You have a carbon tax, which a lot of economists favor. That’s the idea that we can impose a tax on goods that pollute the environment in the process of production, and tax the polluters themselves. By doing that, we “internalize the externality.” And so, implicitly, we are forcing them to pay for and account for this cost.

Arielle: Do you believe that “internalizing the externalities” and imposing some sort of tax would be the most promising incentive for global efforts towards mitigating carbon emissions?

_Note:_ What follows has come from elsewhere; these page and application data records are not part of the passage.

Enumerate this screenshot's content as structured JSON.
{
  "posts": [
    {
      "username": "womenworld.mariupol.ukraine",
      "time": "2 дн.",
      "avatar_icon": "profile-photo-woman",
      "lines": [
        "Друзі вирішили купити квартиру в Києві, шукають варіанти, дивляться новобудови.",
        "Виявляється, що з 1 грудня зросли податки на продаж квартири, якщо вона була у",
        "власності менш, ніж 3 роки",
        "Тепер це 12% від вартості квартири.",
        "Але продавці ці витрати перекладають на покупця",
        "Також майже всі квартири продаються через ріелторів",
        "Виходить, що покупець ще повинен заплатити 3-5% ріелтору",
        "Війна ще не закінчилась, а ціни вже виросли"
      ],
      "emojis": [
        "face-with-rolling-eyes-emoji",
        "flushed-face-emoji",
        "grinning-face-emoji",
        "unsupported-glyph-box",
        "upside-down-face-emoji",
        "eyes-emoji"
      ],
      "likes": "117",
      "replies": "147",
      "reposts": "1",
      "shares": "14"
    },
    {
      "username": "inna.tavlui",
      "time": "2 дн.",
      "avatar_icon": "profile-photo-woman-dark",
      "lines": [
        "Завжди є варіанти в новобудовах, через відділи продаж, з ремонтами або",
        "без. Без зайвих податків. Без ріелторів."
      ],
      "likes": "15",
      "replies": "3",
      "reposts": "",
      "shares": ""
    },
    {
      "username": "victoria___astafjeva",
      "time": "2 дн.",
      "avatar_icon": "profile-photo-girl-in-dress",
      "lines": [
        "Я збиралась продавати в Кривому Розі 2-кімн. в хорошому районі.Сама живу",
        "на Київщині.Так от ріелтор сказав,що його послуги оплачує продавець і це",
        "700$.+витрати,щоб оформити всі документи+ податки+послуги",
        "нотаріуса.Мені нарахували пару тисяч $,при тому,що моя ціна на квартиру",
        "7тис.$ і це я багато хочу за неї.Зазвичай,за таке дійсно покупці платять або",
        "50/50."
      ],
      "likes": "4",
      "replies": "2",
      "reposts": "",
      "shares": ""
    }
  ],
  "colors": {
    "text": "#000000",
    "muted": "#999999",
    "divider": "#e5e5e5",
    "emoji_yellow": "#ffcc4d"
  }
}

Dr. Secondi: Well, what makes it really tricky from a practical point of view is the fact that this is not something you can do at the national level. Pollution travels across borders, but tax laws do not. That’s the practical reality. Most economists still favor carbon taxes at the national level as a way to mitigate some of these costs.

The other thing I would say, just in terms of how economists look at the issue of climate change or environmental degradation in general is to keep in mind that all these environmental problems are costly. They make society worse off, but cleaning up these problems is also costly. So you must ask yourself, “Why do you first pollute instead of not polluting?” Companies pollute because it’s cheaper for them to pollute than not to. At least, that’s true for them and in the short term. On the other hand, it’s costly to pollute less to begin with. So in a way, we always need to compare the cost of pollution to the cost of cleaning up pollution as opposed to assuming that it’s always better to minimize the impacts on the environment.

To make this a bit more concrete: think about all the pollution that driving causes. We saw during Covid that when people stopped commuting to the office, all of a sudden air quality improved dramatically. It was kind of a natural experiment, how good for the environment it was for people not to drive.

Source Statista

But if you take that kind of thinking to an extreme, if nobody ever drove their car, there would be an enormous improvement in air quality. So does that mean that that’s the solution? Well, obviously no. Because if we did that, then there would be a very significant cost in terms of what we’re not able to do.
So a lot of what economic analysis does in a way is to compare cost and benefit, to basically say, “We do want to decrease the impact of pollution. But there’s a point at which it becomes so costly to do that, it’s probably not worth it, because we’re forced to face other costs.”

Think about all the pollution that driving causes. We saw during Covid that when people stopped commuting to the office, all of a sudden air quality improved dramatically. It was kind of a natural experiment, how good for the environment it was for people not to drive. But if you take that kind of thinking to an extreme, if nobody ever drove their car, there would be an enormous improvement in air quality. So does that mean that that’s the solution?


Arielle: I do wish there was some way that our school could put at least a little bit more money towards sustainability.

Dr. Secondi: One of the tricky parts of making decisions like that is the changes tend to have very long-run impacts, good and bad. That makes those kinds of cost and benefit calculations very difficult to do because realistically, we don’t know where the technology is going to be 20 years from now. That makes the calculation more complicated. And yet, if you don’t take into account long term impact, you really cannot do this work at all. Because that’s the whole issue with climate change– it happens over a long period of time. So you have to be willing to look at projections.

More to Discover